And it’s exactly what it sounds like. “A squircle is a shape with properties between those of a square and those of a circle,” according to the almighty Wiki. The general equation for such as shape is (x-a)4 + (y-b)4 = r4, where (a,b) is the center of the squircle and r is the minor radius of the squircle.
A squircle is not a rounded square, which is formed by arranging four quarters of a circle and connecting the loose ends with straight lines. The equation for a squircle is simpler and more generalizable than the rounded square.
So what the heck are squircles used for, other than for amusing people with their name?
Well, apparently the shape is very useful in optics. If a light is passed through a 2-D square aperture, the diffraction pattern’s central spot can be modeled by the squircle.
Squircle dinner plates also have an advantage of their round brethren—a squircle has a larger surface area than a circle with the same radius, but will still occupy the same amount of space in a cabinet. And efficiently wedging dishware into cupboards is what science is all about!
Additional note: a squircle with unequal vertical and horizontal dimensions is called a rectellipse. That sounds like a hemorrhoid medication.
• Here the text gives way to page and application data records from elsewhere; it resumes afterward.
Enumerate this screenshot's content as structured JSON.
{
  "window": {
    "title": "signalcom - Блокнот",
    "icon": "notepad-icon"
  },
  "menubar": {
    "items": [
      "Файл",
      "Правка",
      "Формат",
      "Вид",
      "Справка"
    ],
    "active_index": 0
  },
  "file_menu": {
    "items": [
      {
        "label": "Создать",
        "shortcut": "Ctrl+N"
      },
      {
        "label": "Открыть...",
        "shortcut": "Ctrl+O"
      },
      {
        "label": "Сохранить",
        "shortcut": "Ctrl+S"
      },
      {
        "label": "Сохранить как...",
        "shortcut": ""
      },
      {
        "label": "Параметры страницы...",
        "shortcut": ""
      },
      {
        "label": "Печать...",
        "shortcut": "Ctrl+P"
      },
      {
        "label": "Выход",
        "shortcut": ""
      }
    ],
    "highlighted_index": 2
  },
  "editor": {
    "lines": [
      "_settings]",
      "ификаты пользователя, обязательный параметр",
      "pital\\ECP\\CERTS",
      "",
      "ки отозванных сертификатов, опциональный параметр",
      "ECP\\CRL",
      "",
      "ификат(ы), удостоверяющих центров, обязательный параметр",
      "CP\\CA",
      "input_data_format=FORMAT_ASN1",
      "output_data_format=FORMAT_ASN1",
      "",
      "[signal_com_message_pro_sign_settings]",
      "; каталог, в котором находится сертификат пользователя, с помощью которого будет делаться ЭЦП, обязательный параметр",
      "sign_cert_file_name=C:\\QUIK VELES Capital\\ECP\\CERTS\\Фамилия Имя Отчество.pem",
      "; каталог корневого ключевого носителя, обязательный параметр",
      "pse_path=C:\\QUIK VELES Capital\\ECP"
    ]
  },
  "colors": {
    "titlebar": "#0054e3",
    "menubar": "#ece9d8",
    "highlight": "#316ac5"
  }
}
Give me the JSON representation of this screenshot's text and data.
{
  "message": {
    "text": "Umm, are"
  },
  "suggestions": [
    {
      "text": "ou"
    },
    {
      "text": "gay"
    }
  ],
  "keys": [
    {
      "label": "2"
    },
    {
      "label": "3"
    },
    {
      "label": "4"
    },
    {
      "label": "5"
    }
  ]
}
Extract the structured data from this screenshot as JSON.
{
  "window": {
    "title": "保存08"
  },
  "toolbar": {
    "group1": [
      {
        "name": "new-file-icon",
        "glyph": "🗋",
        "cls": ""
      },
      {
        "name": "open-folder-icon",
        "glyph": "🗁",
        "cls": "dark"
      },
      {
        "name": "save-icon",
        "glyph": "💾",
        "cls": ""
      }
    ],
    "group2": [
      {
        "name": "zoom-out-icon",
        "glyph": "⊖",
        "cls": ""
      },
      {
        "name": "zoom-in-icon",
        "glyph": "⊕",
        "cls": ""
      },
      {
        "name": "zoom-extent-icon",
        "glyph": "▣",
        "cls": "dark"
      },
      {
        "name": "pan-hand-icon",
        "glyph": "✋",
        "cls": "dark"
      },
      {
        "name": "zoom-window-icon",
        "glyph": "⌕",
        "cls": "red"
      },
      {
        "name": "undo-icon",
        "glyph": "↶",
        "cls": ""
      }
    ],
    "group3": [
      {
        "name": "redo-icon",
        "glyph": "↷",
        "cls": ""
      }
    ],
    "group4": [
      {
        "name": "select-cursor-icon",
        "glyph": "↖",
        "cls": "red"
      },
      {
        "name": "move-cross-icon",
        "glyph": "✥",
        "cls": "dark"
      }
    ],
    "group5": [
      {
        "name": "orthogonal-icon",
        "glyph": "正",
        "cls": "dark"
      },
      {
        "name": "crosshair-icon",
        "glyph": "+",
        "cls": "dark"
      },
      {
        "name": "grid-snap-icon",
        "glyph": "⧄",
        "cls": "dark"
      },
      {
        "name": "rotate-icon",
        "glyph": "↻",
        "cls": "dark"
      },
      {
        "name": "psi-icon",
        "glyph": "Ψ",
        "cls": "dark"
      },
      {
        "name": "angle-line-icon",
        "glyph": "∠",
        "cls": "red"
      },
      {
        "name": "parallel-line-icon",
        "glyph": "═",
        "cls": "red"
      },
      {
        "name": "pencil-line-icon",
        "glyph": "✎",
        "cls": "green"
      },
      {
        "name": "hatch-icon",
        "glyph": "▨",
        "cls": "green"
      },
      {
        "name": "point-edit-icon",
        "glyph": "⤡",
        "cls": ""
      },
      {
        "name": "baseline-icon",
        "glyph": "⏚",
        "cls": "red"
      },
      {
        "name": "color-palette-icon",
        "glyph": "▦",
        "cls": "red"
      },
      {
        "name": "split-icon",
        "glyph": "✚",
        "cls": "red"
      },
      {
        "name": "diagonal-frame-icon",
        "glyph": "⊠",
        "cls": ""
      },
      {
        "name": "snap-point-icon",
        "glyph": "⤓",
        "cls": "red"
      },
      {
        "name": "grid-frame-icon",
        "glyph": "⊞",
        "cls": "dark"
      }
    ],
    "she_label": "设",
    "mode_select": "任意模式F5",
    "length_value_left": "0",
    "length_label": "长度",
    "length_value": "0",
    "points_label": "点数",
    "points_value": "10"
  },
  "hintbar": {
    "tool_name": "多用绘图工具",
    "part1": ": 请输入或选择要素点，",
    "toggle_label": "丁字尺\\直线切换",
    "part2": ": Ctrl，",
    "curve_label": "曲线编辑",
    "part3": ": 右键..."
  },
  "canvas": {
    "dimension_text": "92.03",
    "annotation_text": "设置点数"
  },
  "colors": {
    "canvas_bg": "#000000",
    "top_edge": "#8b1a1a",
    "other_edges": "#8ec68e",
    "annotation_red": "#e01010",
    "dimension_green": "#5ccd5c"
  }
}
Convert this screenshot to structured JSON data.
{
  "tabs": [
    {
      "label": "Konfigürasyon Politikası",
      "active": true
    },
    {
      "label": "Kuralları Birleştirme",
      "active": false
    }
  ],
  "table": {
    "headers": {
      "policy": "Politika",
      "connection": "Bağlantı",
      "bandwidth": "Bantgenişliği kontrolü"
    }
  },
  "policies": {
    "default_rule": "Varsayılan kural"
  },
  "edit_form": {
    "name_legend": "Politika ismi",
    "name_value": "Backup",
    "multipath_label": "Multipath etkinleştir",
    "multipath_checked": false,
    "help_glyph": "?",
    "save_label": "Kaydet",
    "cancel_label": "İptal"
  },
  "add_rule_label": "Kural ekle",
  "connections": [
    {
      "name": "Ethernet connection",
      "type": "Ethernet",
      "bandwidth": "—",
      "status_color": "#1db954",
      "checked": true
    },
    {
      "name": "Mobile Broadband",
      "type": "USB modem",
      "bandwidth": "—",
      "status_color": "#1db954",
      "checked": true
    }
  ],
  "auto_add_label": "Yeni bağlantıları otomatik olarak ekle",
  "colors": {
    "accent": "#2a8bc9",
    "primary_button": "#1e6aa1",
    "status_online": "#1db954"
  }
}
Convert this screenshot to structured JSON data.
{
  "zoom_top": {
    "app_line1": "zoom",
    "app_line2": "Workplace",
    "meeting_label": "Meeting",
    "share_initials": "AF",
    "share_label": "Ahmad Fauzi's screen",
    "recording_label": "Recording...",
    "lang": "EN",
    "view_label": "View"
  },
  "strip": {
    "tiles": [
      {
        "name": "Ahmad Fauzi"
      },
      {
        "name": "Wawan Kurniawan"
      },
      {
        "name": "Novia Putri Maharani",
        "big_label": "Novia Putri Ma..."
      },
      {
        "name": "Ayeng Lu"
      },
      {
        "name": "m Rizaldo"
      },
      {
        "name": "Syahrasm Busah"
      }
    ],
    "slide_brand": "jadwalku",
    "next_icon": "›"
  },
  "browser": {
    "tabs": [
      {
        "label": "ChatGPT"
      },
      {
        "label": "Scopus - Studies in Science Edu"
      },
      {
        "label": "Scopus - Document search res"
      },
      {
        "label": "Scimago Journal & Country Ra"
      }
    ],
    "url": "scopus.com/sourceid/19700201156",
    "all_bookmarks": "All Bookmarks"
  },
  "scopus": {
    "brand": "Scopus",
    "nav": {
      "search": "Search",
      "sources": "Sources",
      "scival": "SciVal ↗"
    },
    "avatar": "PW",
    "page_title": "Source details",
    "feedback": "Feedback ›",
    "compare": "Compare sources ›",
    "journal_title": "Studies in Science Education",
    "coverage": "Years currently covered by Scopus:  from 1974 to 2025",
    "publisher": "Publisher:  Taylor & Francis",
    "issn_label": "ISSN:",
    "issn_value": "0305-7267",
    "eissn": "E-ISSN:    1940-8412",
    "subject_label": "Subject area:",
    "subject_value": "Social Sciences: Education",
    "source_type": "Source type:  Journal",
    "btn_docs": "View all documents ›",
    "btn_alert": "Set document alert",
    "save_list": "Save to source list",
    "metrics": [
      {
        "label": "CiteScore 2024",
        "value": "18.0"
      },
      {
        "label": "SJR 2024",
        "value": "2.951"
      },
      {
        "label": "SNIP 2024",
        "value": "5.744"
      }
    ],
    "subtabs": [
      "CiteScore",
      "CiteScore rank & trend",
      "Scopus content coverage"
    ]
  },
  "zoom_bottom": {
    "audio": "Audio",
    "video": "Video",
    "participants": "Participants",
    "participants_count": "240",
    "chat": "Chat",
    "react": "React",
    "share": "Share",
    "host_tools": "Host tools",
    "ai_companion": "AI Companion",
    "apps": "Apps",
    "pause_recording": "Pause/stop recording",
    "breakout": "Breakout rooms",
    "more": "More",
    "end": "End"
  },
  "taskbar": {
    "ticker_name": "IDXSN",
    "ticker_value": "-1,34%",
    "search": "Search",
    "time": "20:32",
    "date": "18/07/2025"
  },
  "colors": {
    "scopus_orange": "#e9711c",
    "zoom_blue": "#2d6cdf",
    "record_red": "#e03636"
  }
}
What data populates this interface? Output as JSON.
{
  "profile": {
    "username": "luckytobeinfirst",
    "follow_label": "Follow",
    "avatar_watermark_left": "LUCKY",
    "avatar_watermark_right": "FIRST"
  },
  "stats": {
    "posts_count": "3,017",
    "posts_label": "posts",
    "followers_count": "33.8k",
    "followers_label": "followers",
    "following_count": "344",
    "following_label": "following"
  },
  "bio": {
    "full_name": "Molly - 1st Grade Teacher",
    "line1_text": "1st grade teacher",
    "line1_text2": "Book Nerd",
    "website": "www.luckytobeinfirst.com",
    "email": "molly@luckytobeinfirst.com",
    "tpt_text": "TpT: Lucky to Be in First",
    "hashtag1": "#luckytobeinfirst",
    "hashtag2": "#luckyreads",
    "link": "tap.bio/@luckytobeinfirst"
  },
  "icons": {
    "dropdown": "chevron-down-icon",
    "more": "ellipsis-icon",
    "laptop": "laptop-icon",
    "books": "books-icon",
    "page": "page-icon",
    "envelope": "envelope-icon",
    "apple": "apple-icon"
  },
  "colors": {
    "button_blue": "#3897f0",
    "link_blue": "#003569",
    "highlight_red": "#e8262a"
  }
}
(The amount of time I spent searching for an “Rx pad generator” just to make that stupid joke is embarrassing.)